▶ [Source information]:
--*--
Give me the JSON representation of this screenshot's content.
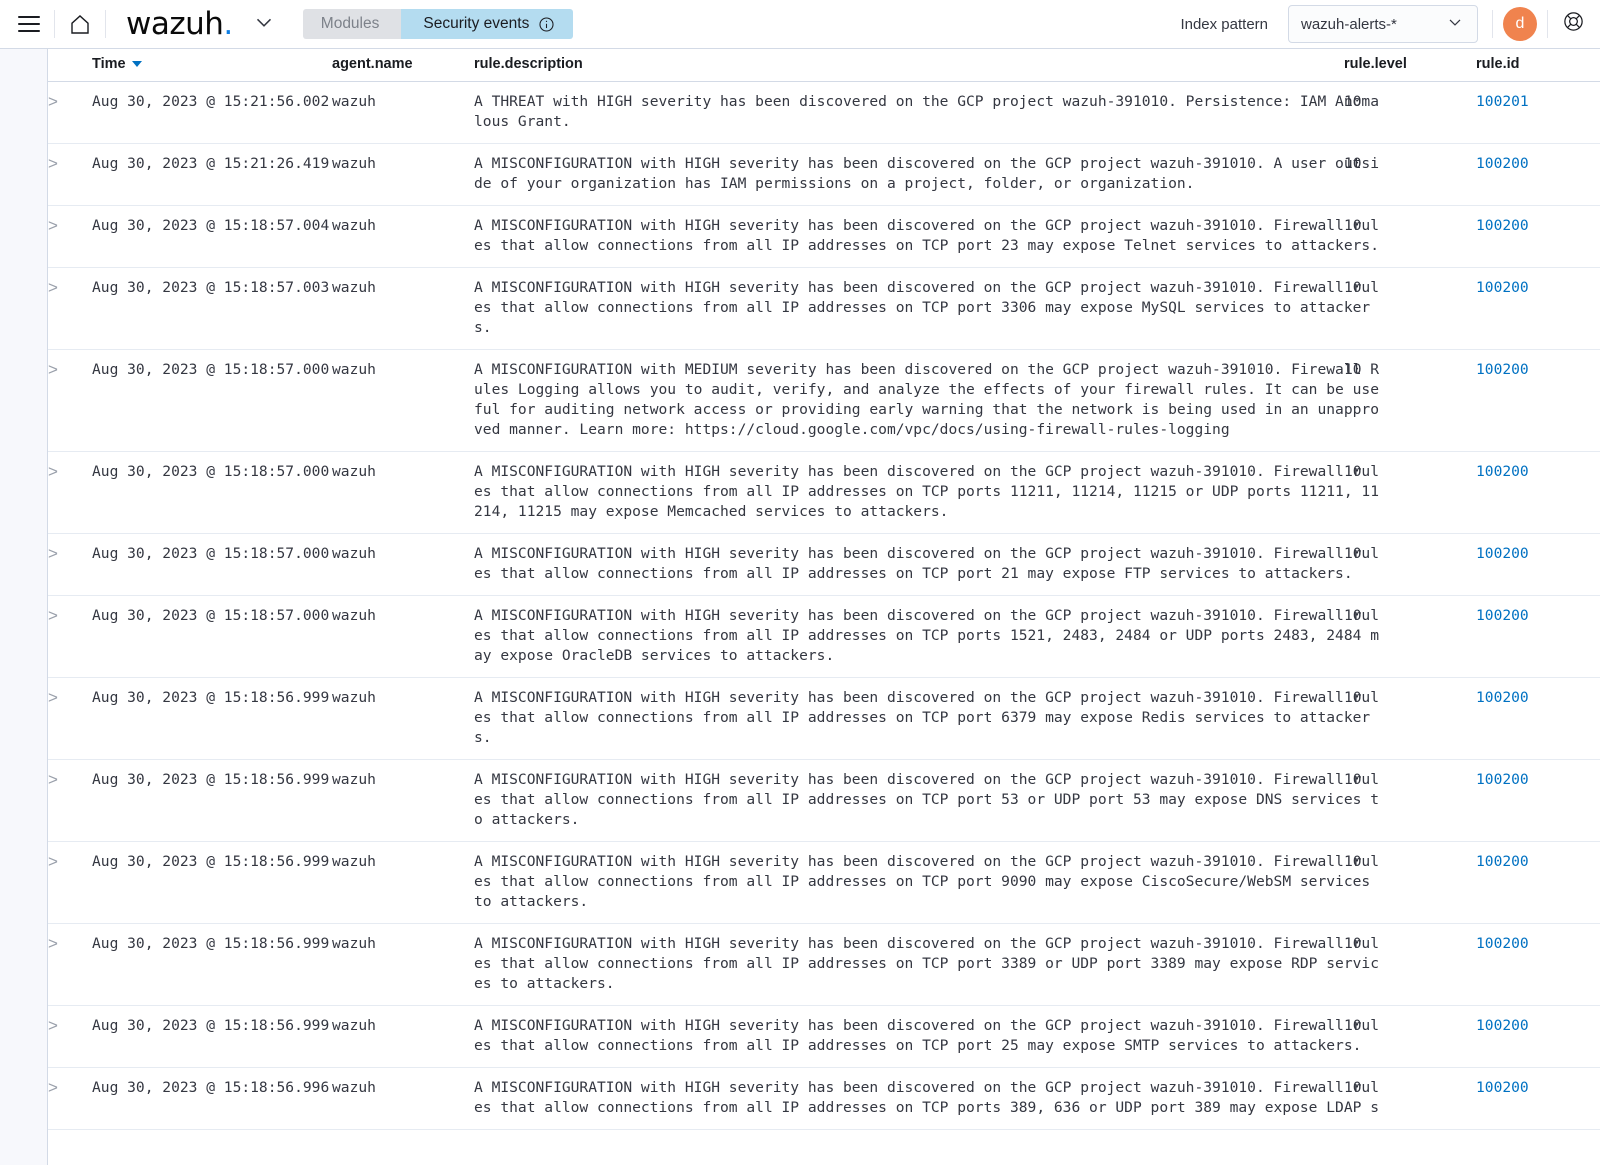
{
  "header": {
    "menu_icon": "hamburger-icon",
    "home_icon": "home-icon",
    "brand": "wazuh",
    "brand_dot": ".",
    "chevron_icon": "chevron-down-icon",
    "breadcrumbs": [
      {
        "label": "Modules",
        "active": false
      },
      {
        "label": "Security events",
        "active": true,
        "info_icon": "info-icon"
      }
    ],
    "index_pattern_label": "Index pattern",
    "index_pattern_value": "wazuh-alerts-*",
    "index_pattern_caret": "chevron-down-icon",
    "avatar_initial": "d",
    "help_icon": "lifebuoy-icon",
    "accent_blue": "#0e7ee4",
    "link_blue": "#0071c2",
    "avatar_color": "#f0834e",
    "active_crumb_color": "#b4dcf0",
    "inactive_crumb_color": "#dfe1e5"
  },
  "table": {
    "columns": [
      {
        "key": "toggle",
        "label": ""
      },
      {
        "key": "time",
        "label": "Time",
        "sorted": true
      },
      {
        "key": "agent",
        "label": "agent.name"
      },
      {
        "key": "desc",
        "label": "rule.description"
      },
      {
        "key": "level",
        "label": "rule.level"
      },
      {
        "key": "id",
        "label": "rule.id"
      }
    ],
    "rows": [
      {
        "toggle": ">",
        "time": "Aug 30, 2023 @ 15:21:56.002",
        "agent": "wazuh",
        "desc": "A THREAT with HIGH severity has been discovered on the GCP project wazuh-391010. Persistence: IAM Anoma\nlous Grant.",
        "level": "10",
        "id": "100201"
      },
      {
        "toggle": ">",
        "time": "Aug 30, 2023 @ 15:21:26.419",
        "agent": "wazuh",
        "desc": "A MISCONFIGURATION with HIGH severity has been discovered on the GCP project wazuh-391010. A user outsi\nde of your organization has IAM permissions on a project, folder, or organization.",
        "level": "10",
        "id": "100200"
      },
      {
        "toggle": ">",
        "time": "Aug 30, 2023 @ 15:18:57.004",
        "agent": "wazuh",
        "desc": "A MISCONFIGURATION with HIGH severity has been discovered on the GCP project wazuh-391010. Firewall rul\nes that allow connections from all IP addresses on TCP port 23 may expose Telnet services to attackers.",
        "level": "10",
        "id": "100200"
      },
      {
        "toggle": ">",
        "time": "Aug 30, 2023 @ 15:18:57.003",
        "agent": "wazuh",
        "desc": "A MISCONFIGURATION with HIGH severity has been discovered on the GCP project wazuh-391010. Firewall rul\nes that allow connections from all IP addresses on TCP port 3306 may expose MySQL services to attacker\ns.",
        "level": "10",
        "id": "100200"
      },
      {
        "toggle": ">",
        "time": "Aug 30, 2023 @ 15:18:57.000",
        "agent": "wazuh",
        "desc": "A MISCONFIGURATION with MEDIUM severity has been discovered on the GCP project wazuh-391010. Firewall R\nules Logging allows you to audit, verify, and analyze the effects of your firewall rules. It can be use\nful for auditing network access or providing early warning that the network is being used in an unappro\nved manner. Learn more: https://cloud.google.com/vpc/docs/using-firewall-rules-logging",
        "level": "10",
        "id": "100200"
      },
      {
        "toggle": ">",
        "time": "Aug 30, 2023 @ 15:18:57.000",
        "agent": "wazuh",
        "desc": "A MISCONFIGURATION with HIGH severity has been discovered on the GCP project wazuh-391010. Firewall rul\nes that allow connections from all IP addresses on TCP ports 11211, 11214, 11215 or UDP ports 11211, 11\n214, 11215 may expose Memcached services to attackers.",
        "level": "10",
        "id": "100200"
      },
      {
        "toggle": ">",
        "time": "Aug 30, 2023 @ 15:18:57.000",
        "agent": "wazuh",
        "desc": "A MISCONFIGURATION with HIGH severity has been discovered on the GCP project wazuh-391010. Firewall rul\nes that allow connections from all IP addresses on TCP port 21 may expose FTP services to attackers.",
        "level": "10",
        "id": "100200"
      },
      {
        "toggle": ">",
        "time": "Aug 30, 2023 @ 15:18:57.000",
        "agent": "wazuh",
        "desc": "A MISCONFIGURATION with HIGH severity has been discovered on the GCP project wazuh-391010. Firewall rul\nes that allow connections from all IP addresses on TCP ports 1521, 2483, 2484 or UDP ports 2483, 2484 m\nay expose OracleDB services to attackers.",
        "level": "10",
        "id": "100200"
      },
      {
        "toggle": ">",
        "time": "Aug 30, 2023 @ 15:18:56.999",
        "agent": "wazuh",
        "desc": "A MISCONFIGURATION with HIGH severity has been discovered on the GCP project wazuh-391010. Firewall rul\nes that allow connections from all IP addresses on TCP port 6379 may expose Redis services to attacker\ns.",
        "level": "10",
        "id": "100200"
      },
      {
        "toggle": ">",
        "time": "Aug 30, 2023 @ 15:18:56.999",
        "agent": "wazuh",
        "desc": "A MISCONFIGURATION with HIGH severity has been discovered on the GCP project wazuh-391010. Firewall rul\nes that allow connections from all IP addresses on TCP port 53 or UDP port 53 may expose DNS services t\no attackers.",
        "level": "10",
        "id": "100200"
      },
      {
        "toggle": ">",
        "time": "Aug 30, 2023 @ 15:18:56.999",
        "agent": "wazuh",
        "desc": "A MISCONFIGURATION with HIGH severity has been discovered on the GCP project wazuh-391010. Firewall rul\nes that allow connections from all IP addresses on TCP port 9090 may expose CiscoSecure/WebSM services\nto attackers.",
        "level": "10",
        "id": "100200"
      },
      {
        "toggle": ">",
        "time": "Aug 30, 2023 @ 15:18:56.999",
        "agent": "wazuh",
        "desc": "A MISCONFIGURATION with HIGH severity has been discovered on the GCP project wazuh-391010. Firewall rul\nes that allow connections from all IP addresses on TCP port 3389 or UDP port 3389 may expose RDP servic\nes to attackers.",
        "level": "10",
        "id": "100200"
      },
      {
        "toggle": ">",
        "time": "Aug 30, 2023 @ 15:18:56.999",
        "agent": "wazuh",
        "desc": "A MISCONFIGURATION with HIGH severity has been discovered on the GCP project wazuh-391010. Firewall rul\nes that allow connections from all IP addresses on TCP port 25 may expose SMTP services to attackers.",
        "level": "10",
        "id": "100200"
      },
      {
        "toggle": ">",
        "time": "Aug 30, 2023 @ 15:18:56.996",
        "agent": "wazuh",
        "desc": "A MISCONFIGURATION with HIGH severity has been discovered on the GCP project wazuh-391010. Firewall rul\nes that allow connections from all IP addresses on TCP ports 389, 636 or UDP port 389 may expose LDAP s",
        "level": "10",
        "id": "100200"
      }
    ]
  }
}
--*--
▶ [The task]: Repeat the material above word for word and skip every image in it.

▶ [Output of the task]:
Give me the JSON representation of this screenshot's content.
{
  "header": {
    "menu_icon": "hamburger-icon",
    "home_icon": "home-icon",
    "brand": "wazuh",
    "brand_dot": ".",
    "chevron_icon": "chevron-down-icon",
    "breadcrumbs": [
      {
        "label": "Modules",
        "active": false
      },
      {
        "label": "Security events",
        "active": true,
        "info_icon": "info-icon"
      }
    ],
    "index_pattern_label": "Index pattern",
    "index_pattern_value": "wazuh-alerts-*",
    "index_pattern_caret": "chevron-down-icon",
    "avatar_initial": "d",
    "help_icon": "lifebuoy-icon",
    "accent_blue": "#0e7ee4",
    "link_blue": "#0071c2",
    "avatar_color": "#f0834e",
    "active_crumb_color": "#b4dcf0",
    "inactive_crumb_color": "#dfe1e5"
  },
  "table": {
    "columns": [
      {
        "key": "toggle",
        "label": ""
      },
      {
        "key": "time",
        "label": "Time",
        "sorted": true
      },
      {
        "key": "agent",
        "label": "agent.name"
      },
      {
        "key": "desc",
        "label": "rule.description"
      },
      {
        "key": "level",
        "label": "rule.level"
      },
      {
        "key": "id",
        "label": "rule.id"
      }
    ],
    "rows": [
      {
        "toggle": ">",
        "time": "Aug 30, 2023 @ 15:21:56.002",
        "agent": "wazuh",
        "desc": "A THREAT with HIGH severity has been discovered on the GCP project wazuh-391010. Persistence: IAM Anoma\nlous Grant.",
        "level": "10",
        "id": "100201"
      },
      {
        "toggle": ">",
        "time": "Aug 30, 2023 @ 15:21:26.419",
        "agent": "wazuh",
        "desc": "A MISCONFIGURATION with HIGH severity has been discovered on the GCP project wazuh-391010. A user outsi\nde of your organization has IAM permissions on a project, folder, or organization.",
        "level": "10",
        "id": "100200"
      },
      {
        "toggle": ">",
        "time": "Aug 30, 2023 @ 15:18:57.004",
        "agent": "wazuh",
        "desc": "A MISCONFIGURATION with HIGH severity has been discovered on the GCP project wazuh-391010. Firewall rul\nes that allow connections from all IP addresses on TCP port 23 may expose Telnet services to attackers.",
        "level": "10",
        "id": "100200"
      },
      {
        "toggle": ">",
        "time": "Aug 30, 2023 @ 15:18:57.003",
        "agent": "wazuh",
        "desc": "A MISCONFIGURATION with HIGH severity has been discovered on the GCP project wazuh-391010. Firewall rul\nes that allow connections from all IP addresses on TCP port 3306 may expose MySQL services to attacker\ns.",
        "level": "10",
        "id": "100200"
      },
      {
        "toggle": ">",
        "time": "Aug 30, 2023 @ 15:18:57.000",
        "agent": "wazuh",
        "desc": "A MISCONFIGURATION with MEDIUM severity has been discovered on the GCP project wazuh-391010. Firewall R\nules Logging allows you to audit, verify, and analyze the effects of your firewall rules. It can be use\nful for auditing network access or providing early warning that the network is being used in an unappro\nved manner. Learn more: https://cloud.google.com/vpc/docs/using-firewall-rules-logging",
        "level": "10",
        "id": "100200"
      },
      {
        "toggle": ">",
        "time": "Aug 30, 2023 @ 15:18:57.000",
        "agent": "wazuh",
        "desc": "A MISCONFIGURATION with HIGH severity has been discovered on the GCP project wazuh-391010. Firewall rul\nes that allow connections from all IP addresses on TCP ports 11211, 11214, 11215 or UDP ports 11211, 11\n214, 11215 may expose Memcached services to attackers.",
        "level": "10",
        "id": "100200"
      },
      {
        "toggle": ">",
        "time": "Aug 30, 2023 @ 15:18:57.000",
        "agent": "wazuh",
        "desc": "A MISCONFIGURATION with HIGH severity has been discovered on the GCP project wazuh-391010. Firewall rul\nes that allow connections from all IP addresses on TCP port 21 may expose FTP services to attackers.",
        "level": "10",
        "id": "100200"
      },
      {
        "toggle": ">",
        "time": "Aug 30, 2023 @ 15:18:57.000",
        "agent": "wazuh",
        "desc": "A MISCONFIGURATION with HIGH severity has been discovered on the GCP project wazuh-391010. Firewall rul\nes that allow connections from all IP addresses on TCP ports 1521, 2483, 2484 or UDP ports 2483, 2484 m\nay expose OracleDB services to attackers.",
        "level": "10",
        "id": "100200"
      },
      {
        "toggle": ">",
        "time": "Aug 30, 2023 @ 15:18:56.999",
        "agent": "wazuh",
        "desc": "A MISCONFIGURATION with HIGH severity has been discovered on the GCP project wazuh-391010. Firewall rul\nes that allow connections from all IP addresses on TCP port 6379 may expose Redis services to attacker\ns.",
        "level": "10",
        "id": "100200"
      },
      {
        "toggle": ">",
        "time": "Aug 30, 2023 @ 15:18:56.999",
        "agent": "wazuh",
        "desc": "A MISCONFIGURATION with HIGH severity has been discovered on the GCP project wazuh-391010. Firewall rul\nes that allow connections from all IP addresses on TCP port 53 or UDP port 53 may expose DNS services t\no attackers.",
        "level": "10",
        "id": "100200"
      },
      {
        "toggle": ">",
        "time": "Aug 30, 2023 @ 15:18:56.999",
        "agent": "wazuh",
        "desc": "A MISCONFIGURATION with HIGH severity has been discovered on the GCP project wazuh-391010. Firewall rul\nes that allow connections from all IP addresses on TCP port 9090 may expose CiscoSecure/WebSM services\nto attackers.",
        "level": "10",
        "id": "100200"
      },
      {
        "toggle": ">",
        "time": "Aug 30, 2023 @ 15:18:56.999",
        "agent": "wazuh",
        "desc": "A MISCONFIGURATION with HIGH severity has been discovered on the GCP project wazuh-391010. Firewall rul\nes that allow connections from all IP addresses on TCP port 3389 or UDP port 3389 may expose RDP servic\nes to attackers.",
        "level": "10",
        "id": "100200"
      },
      {
        "toggle": ">",
        "time": "Aug 30, 2023 @ 15:18:56.999",
        "agent": "wazuh",
        "desc": "A MISCONFIGURATION with HIGH severity has been discovered on the GCP project wazuh-391010. Firewall rul\nes that allow connections from all IP addresses on TCP port 25 may expose SMTP services to attackers.",
        "level": "10",
        "id": "100200"
      },
      {
        "toggle": ">",
        "time": "Aug 30, 2023 @ 15:18:56.996",
        "agent": "wazuh",
        "desc": "A MISCONFIGURATION with HIGH severity has been discovered on the GCP project wazuh-391010. Firewall rul\nes that allow connections from all IP addresses on TCP ports 389, 636 or UDP port 389 may expose LDAP s",
        "level": "10",
        "id": "100200"
      }
    ]
  }
}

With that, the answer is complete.